That's no longer an option. With more law enforcement on the island today, you'd get thrown in jail for shooting at the dump.
How many rats live on the island? Hard to say. Numbers were much higher in the past, many say. Legend suggests they were bigger, too. Longtime resident Abi Woodbridge tells stories of how she once trapped the critters and then sewed fur hats with their pelts to give as gifts. "As big as cats" is how she described them.
They're still abundant, said Charlie Medlicott, a U.S. Coast Guard fishing vessel safety examiner on the island. Not long ago, he shooed one from his car -- it found a crack somewhere in the junker. Others have invaded shipping vans where the Coast Guard stores supplies and rations.
Every couple of years, Medlicott hears rats scratching in the crawl space beneath his house, but $50 tubs of heavy-duty rat poison do the trick.
"When you start seeing rat turds, it's like, 'Uh-oh,' " he said.
"The whole island's lousy with rats," Magone added.
Magone has been meeting daily with Coast Guard officials, local tribal officials and others who want him on the Bangun Perkasa as soon as possible.
The Coast Guard says it will keep the stateless vessel 3 miles from Unalaska until the rats are gone. Eradication is set to begin once the crew has been removed from the ship.
That effort began Monday, when law officers, including agents with the National Marine Fisheries Service, began moving the ship's 22 crewmembers to Unalaska.
From there, the crew heads to Anchorage where they'll be interviewed by NMFS agents and customs officers, said Julie Speegle, a spokeswoman for the agency. The ship's officers had originally said it was flagged in Indonesia, but the country had no such record so it was determined to be stateless. The crew speaks five foreign languages, including Chinese, Taiwanese and Vietnamese, she said.

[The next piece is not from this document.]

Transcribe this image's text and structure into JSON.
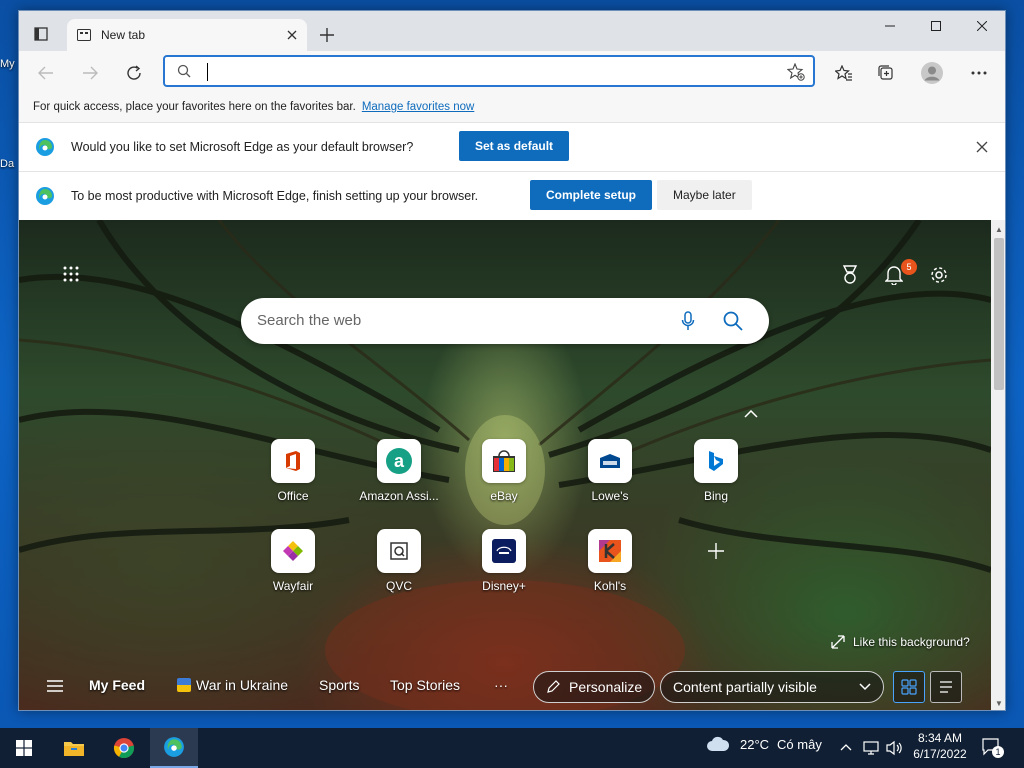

Officials in the meetings have expressed a lot of concern, Magone said. If Norway rats are on board the Bangun Perkasa, and they somehow make it past the beaches, there could be trouble.
"You don't want them ashore because they can carry disease and cause other problems. They're not going to increase the amount of physical damage on the island, but they could improve the gene pool," Magone said.
He'll try rat traps first, the sticky and snapping kind. If that doesn't work, he'll try poison. To make sure they're gone, he'll lay out scented candles. Rats love to gnaw on those.
If all goes well, it may take up to a week to kill them all, said Sara Francis, a Coast Guard spokeswoman.
Contact Alex DeMarban at alex(at)alaskadispatch.com